### Brief
Copy out the entries below precisely; nothing is to be omitted.

[Task input Boundary: Start]

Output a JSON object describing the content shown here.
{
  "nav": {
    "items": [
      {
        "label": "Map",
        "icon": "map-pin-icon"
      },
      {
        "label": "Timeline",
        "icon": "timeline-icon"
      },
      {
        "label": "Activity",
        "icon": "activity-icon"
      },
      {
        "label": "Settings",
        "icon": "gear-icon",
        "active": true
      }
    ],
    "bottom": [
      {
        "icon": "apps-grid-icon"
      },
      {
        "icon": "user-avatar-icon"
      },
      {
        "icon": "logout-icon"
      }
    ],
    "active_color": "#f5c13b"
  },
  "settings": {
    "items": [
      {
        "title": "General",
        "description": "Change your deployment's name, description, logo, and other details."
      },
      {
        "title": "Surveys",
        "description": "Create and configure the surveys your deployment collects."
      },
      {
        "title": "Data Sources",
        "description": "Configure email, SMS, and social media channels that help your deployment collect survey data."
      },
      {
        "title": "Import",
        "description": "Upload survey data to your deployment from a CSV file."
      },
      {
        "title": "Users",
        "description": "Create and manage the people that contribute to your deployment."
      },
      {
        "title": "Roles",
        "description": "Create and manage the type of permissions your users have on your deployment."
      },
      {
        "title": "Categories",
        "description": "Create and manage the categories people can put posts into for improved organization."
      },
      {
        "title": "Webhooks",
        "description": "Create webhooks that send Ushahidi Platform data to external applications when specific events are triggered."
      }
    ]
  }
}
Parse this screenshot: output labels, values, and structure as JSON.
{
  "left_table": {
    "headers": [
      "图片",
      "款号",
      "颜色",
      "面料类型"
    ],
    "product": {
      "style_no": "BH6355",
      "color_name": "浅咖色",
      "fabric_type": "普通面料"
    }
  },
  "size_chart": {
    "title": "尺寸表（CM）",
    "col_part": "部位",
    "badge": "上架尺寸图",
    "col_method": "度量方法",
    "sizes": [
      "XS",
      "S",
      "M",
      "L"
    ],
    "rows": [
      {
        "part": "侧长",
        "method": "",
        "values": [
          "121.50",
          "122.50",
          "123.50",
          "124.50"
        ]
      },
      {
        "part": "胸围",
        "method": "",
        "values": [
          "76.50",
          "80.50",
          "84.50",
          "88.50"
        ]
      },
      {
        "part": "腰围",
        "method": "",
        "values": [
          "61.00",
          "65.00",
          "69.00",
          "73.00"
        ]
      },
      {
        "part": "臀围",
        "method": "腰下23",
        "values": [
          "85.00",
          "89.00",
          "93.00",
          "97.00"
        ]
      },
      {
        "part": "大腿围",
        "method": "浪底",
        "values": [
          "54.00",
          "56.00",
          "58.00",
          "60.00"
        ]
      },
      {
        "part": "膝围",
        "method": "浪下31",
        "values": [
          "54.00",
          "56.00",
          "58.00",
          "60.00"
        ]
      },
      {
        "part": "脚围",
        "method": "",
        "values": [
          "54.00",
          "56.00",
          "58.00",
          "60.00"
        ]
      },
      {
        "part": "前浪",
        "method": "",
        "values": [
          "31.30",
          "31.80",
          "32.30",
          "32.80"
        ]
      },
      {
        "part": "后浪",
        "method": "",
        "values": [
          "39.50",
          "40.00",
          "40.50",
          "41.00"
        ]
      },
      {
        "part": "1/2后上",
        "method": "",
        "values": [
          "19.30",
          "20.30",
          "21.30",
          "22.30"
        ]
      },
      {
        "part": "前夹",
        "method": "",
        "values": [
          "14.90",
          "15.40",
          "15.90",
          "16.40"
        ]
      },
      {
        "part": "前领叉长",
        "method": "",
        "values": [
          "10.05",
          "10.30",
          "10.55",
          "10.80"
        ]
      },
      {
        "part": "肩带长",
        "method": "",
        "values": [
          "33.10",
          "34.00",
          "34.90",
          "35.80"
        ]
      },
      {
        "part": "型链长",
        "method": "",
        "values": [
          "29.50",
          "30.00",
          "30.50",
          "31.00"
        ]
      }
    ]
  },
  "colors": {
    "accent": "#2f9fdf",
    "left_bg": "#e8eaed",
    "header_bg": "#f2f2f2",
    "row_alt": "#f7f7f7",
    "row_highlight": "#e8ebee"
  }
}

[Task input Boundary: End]

### Exercise solution
Output a JSON object describing the content shown here.
{
  "nav": {
    "items": [
      {
        "label": "Map",
        "icon": "map-pin-icon"
      },
      {
        "label": "Timeline",
        "icon": "timeline-icon"
      },
      {
        "label": "Activity",
        "icon": "activity-icon"
      },
      {
        "label": "Settings",
        "icon": "gear-icon",
        "active": true
      }
    ],
    "bottom": [
      {
        "icon": "apps-grid-icon"
      },
      {
        "icon": "user-avatar-icon"
      },
      {
        "icon": "logout-icon"
      }
    ],
    "active_color": "#f5c13b"
  },
  "settings": {
    "items": [
      {
        "title": "General",
        "description": "Change your deployment's name, description, logo, and other details."
      },
      {
        "title": "Surveys",
        "description": "Create and configure the surveys your deployment collects."
      },
      {
        "title": "Data Sources",
        "description": "Configure email, SMS, and social media channels that help your deployment collect survey data."
      },
      {
        "title": "Import",
        "description": "Upload survey data to your deployment from a CSV file."
      },
      {
        "title": "Users",
        "description": "Create and manage the people that contribute to your deployment."
      },
      {
        "title": "Roles",
        "description": "Create and manage the type of permissions your users have on your deployment."
      },
      {
        "title": "Categories",
        "description": "Create and manage the categories people can put posts into for improved organization."
      },
      {
        "title": "Webhooks",
        "description": "Create webhooks that send Ushahidi Platform data to external applications when specific events are triggered."
      }
    ]
  }
}
Parse this screenshot: output labels, values, and structure as JSON.
{
  "left_table": {
    "headers": [
      "图片",
      "款号",
      "颜色",
      "面料类型"
    ],
    "product": {
      "style_no": "BH6355",
      "color_name": "浅咖色",
      "fabric_type": "普通面料"
    }
  },
  "size_chart": {
    "title": "尺寸表（CM）",
    "col_part": "部位",
    "badge": "上架尺寸图",
    "col_method": "度量方法",
    "sizes": [
      "XS",
      "S",
      "M",
      "L"
    ],
    "rows": [
      {
        "part": "侧长",
        "method": "",
        "values": [
          "121.50",
          "122.50",
          "123.50",
          "124.50"
        ]
      },
      {
        "part": "胸围",
        "method": "",
        "values": [
          "76.50",
          "80.50",
          "84.50",
          "88.50"
        ]
      },
      {
        "part": "腰围",
        "method": "",
        "values": [
          "61.00",
          "65.00",
          "69.00",
          "73.00"
        ]
      },
      {
        "part": "臀围",
        "method": "腰下23",
        "values": [
          "85.00",
          "89.00",
          "93.00",
          "97.00"
        ]
      },
      {
        "part": "大腿围",
        "method": "浪底",
        "values": [
          "54.00",
          "56.00",
          "58.00",
          "60.00"
        ]
      },
      {
        "part": "膝围",
        "method": "浪下31",
        "values": [
          "54.00",
          "56.00",
          "58.00",
          "60.00"
        ]
      },
      {
        "part": "脚围",
        "method": "",
        "values": [
          "54.00",
          "56.00",
          "58.00",
          "60.00"
        ]
      },
      {
        "part": "前浪",
        "method": "",
        "values": [
          "31.30",
          "31.80",
          "32.30",
          "32.80"
        ]
      },
      {
        "part": "后浪",
        "method": "",
        "values": [
          "39.50",
          "40.00",
          "40.50",
          "41.00"
        ]
      },
      {
        "part": "1/2后上",
        "method": "",
        "values": [
          "19.30",
          "20.30",
          "21.30",
          "22.30"
        ]
      },
      {
        "part": "前夹",
        "method": "",
        "values": [
          "14.90",
          "15.40",
          "15.90",
          "16.40"
        ]
      },
      {
        "part": "前领叉长",
        "method": "",
        "values": [
          "10.05",
          "10.30",
          "10.55",
          "10.80"
        ]
      },
      {
        "part": "肩带长",
        "method": "",
        "values": [
          "33.10",
          "34.00",
          "34.90",
          "35.80"
        ]
      },
      {
        "part": "型链长",
        "method": "",
        "values": [
          "29.50",
          "30.00",
          "30.50",
          "31.00"
        ]
      }
    ]
  },
  "colors": {
    "accent": "#2f9fdf",
    "left_bg": "#e8eaed",
    "header_bg": "#f2f2f2",
    "row_alt": "#f7f7f7",
    "row_highlight": "#e8ebee"
  }
}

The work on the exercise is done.